> [Problem requirements]
Below are some records; reproduce every one of them exactly.

======

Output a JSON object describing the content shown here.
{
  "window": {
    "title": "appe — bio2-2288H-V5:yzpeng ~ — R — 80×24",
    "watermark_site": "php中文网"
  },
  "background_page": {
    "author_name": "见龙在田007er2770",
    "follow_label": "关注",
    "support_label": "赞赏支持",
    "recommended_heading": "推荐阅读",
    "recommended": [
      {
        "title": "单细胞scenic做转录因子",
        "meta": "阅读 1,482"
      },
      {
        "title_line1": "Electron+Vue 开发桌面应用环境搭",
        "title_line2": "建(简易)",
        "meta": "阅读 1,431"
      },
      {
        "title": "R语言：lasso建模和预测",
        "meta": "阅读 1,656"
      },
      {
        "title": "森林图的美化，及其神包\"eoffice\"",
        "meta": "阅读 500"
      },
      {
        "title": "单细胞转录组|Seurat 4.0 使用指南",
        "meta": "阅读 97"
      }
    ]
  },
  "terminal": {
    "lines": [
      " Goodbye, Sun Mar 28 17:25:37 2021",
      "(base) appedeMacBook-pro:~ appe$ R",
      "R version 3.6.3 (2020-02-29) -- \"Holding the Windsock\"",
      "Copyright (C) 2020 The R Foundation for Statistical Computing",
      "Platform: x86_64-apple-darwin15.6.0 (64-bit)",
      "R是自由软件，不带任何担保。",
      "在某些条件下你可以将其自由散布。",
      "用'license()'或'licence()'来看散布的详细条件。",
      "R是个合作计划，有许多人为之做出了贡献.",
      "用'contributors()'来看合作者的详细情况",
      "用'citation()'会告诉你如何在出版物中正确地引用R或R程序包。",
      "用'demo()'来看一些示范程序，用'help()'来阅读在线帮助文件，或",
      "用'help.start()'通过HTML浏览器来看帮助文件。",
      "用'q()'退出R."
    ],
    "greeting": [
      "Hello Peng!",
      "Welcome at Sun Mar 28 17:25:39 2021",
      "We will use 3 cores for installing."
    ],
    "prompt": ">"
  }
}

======

> [Reply]
Output a JSON object describing the content shown here.
{
  "window": {
    "title": "appe — bio2-2288H-V5:yzpeng ~ — R — 80×24",
    "watermark_site": "php中文网"
  },
  "background_page": {
    "author_name": "见龙在田007er2770",
    "follow_label": "关注",
    "support_label": "赞赏支持",
    "recommended_heading": "推荐阅读",
    "recommended": [
      {
        "title": "单细胞scenic做转录因子",
        "meta": "阅读 1,482"
      },
      {
        "title_line1": "Electron+Vue 开发桌面应用环境搭",
        "title_line2": "建(简易)",
        "meta": "阅读 1,431"
      },
      {
        "title": "R语言：lasso建模和预测",
        "meta": "阅读 1,656"
      },
      {
        "title": "森林图的美化，及其神包\"eoffice\"",
        "meta": "阅读 500"
      },
      {
        "title": "单细胞转录组|Seurat 4.0 使用指南",
        "meta": "阅读 97"
      }
    ]
  },
  "terminal": {
    "lines": [
      " Goodbye, Sun Mar 28 17:25:37 2021",
      "(base) appedeMacBook-pro:~ appe$ R",
      "R version 3.6.3 (2020-02-29) -- \"Holding the Windsock\"",
      "Copyright (C) 2020 The R Foundation for Statistical Computing",
      "Platform: x86_64-apple-darwin15.6.0 (64-bit)",
      "R是自由软件，不带任何担保。",
      "在某些条件下你可以将其自由散布。",
      "用'license()'或'licence()'来看散布的详细条件。",
      "R是个合作计划，有许多人为之做出了贡献.",
      "用'contributors()'来看合作者的详细情况",
      "用'citation()'会告诉你如何在出版物中正确地引用R或R程序包。",
      "用'demo()'来看一些示范程序，用'help()'来阅读在线帮助文件，或",
      "用'help.start()'通过HTML浏览器来看帮助文件。",
      "用'q()'退出R."
    ],
    "greeting": [
      "Hello Peng!",
      "Welcome at Sun Mar 28 17:25:39 2021",
      "We will use 3 cores for installing."
    ],
    "prompt": ">"
  }
}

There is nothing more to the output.